I expect an RNA virus would be hard to recover from exhumed remains?

And death records couldn’t distinguish influenza from coronavirus or others?



Greg writes:


Listening to Q&A with A&V and hearing Amy complain about those weighing in on the lab leak theory reminded me of this classic Stewart Lee bit:

“A lot of people think the Loch Ness Monster doesn’t exist, don’t they.

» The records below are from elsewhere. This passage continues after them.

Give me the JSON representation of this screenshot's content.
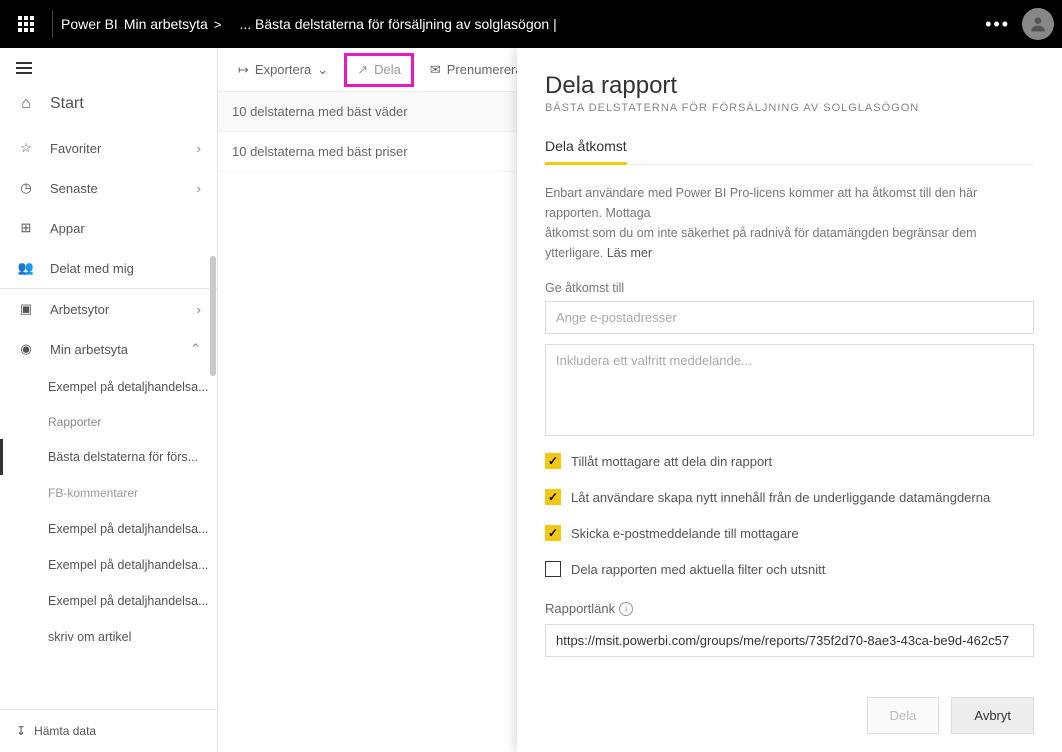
{
  "header": {
    "app": "Power BI",
    "workspace": "Min arbetsyta",
    "gt": ">",
    "report": "... Bästa delstaterna för försäljning av solglasögon |"
  },
  "sidebar": {
    "start": "Start",
    "favorites": "Favoriter",
    "recent": "Senaste",
    "apps": "Appar",
    "shared": "Delat med mig",
    "workspaces": "Arbetsytor",
    "myworkspace": "Min arbetsyta",
    "item0": "Exempel på detaljhandelsa...",
    "sub_header": "Rapporter",
    "item1": "Bästa delstaterna för förs...",
    "item2": "FB-kommentarer",
    "item3": "Exempel på detaljhandelsa...",
    "item4": "Exempel på detaljhandelsa...",
    "item5": "Exempel på detaljhandelsa...",
    "item6": "skriv om artikel",
    "getdata": "Hämta data"
  },
  "toolbar": {
    "export": "Exportera",
    "share": "Dela",
    "subscribe": "Prenumerera"
  },
  "pages": {
    "p0": "10 delstaterna med bäst väder",
    "p1": "10 delstaterna med bäst priser"
  },
  "panel": {
    "title": "Dela rapport",
    "subtitle": "BÄSTA DELSTATERNA FÖR FÖRSÄLJNING AV SOLGLASÖGON",
    "tab": "Dela åtkomst",
    "desc1": "Enbart användare med Power BI Pro-licens kommer att ha åtkomst till den här rapporten. Mottaga",
    "desc2": "åtkomst som du om inte säkerhet på radnivå för datamängden begränsar dem",
    "desc3a": "ytterligare. ",
    "desc3b": "Läs mer",
    "access_label": "Ge åtkomst till",
    "access_placeholder": "Ange e-postadresser",
    "message_placeholder": "Inkludera ett valfritt meddelande...",
    "opt1": "Tillåt mottagare att dela din rapport",
    "opt2": "Låt användare skapa nytt innehåll från de underliggande datamängderna",
    "opt3": "Skicka e-postmeddelande till mottagare",
    "opt4": "Dela rapporten med aktuella filter och utsnitt",
    "link_label": "Rapportlänk",
    "link_value": "https://msit.powerbi.com/groups/me/reports/735f2d70-8ae3-43ca-be9d-462c57",
    "btn_share": "Dela",
    "btn_cancel": "Avbryt"
  }
}
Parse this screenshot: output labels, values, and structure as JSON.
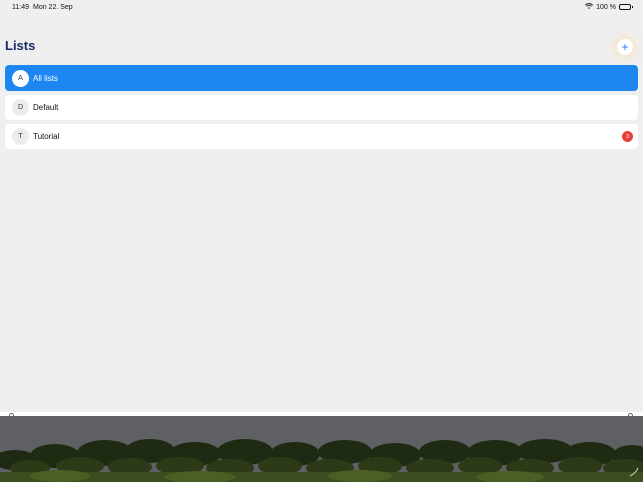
{
  "status_bar": {
    "time": "11:49",
    "date": "Mon 22. Sep",
    "battery": "100 %",
    "wifi_icon": "wifi-icon",
    "battery_icon": "battery-icon"
  },
  "header": {
    "title": "Lists",
    "add_label": "+"
  },
  "lists": [
    {
      "initial": "A",
      "name": "All lists",
      "selected": true
    },
    {
      "initial": "D",
      "name": "Default",
      "selected": false
    },
    {
      "initial": "T",
      "name": "Tutorial",
      "selected": false,
      "badge": "3"
    }
  ],
  "colors": {
    "accent": "#1e86f0",
    "title": "#1a2a66",
    "badge": "#e8413c",
    "background": "#efeff0"
  }
}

Now, I don’t know anything about zoology, biology, geology, geography, marine biology, cryptozoology, evolutionary theory, evolutionary biology, meteorology, limnology, history, herpetology, paleontology or archaeology, but I think….(long pause)…  what if a dinosaur had got in the lake…”

I’ve been listening to TWiV since 15 March 2020, starting with the amazing TWIV 591 episode with Ralph Baric that I listened to as I drove my daughter home from college when campus closed, so it’s really been the soundtrack to the pandemic for me.  I’m only a chemistry PhD and a fake one at that (a theorist), so I find the discussion incredibly valuable.  The questions you ask when discussing papers — drink when Vincent says “plaque assay!” — are, to me, just as valuable, if not more so, than the content of the papers themselves.  This podcast makes its audience not only better informed but better consumers of information.  Bravo.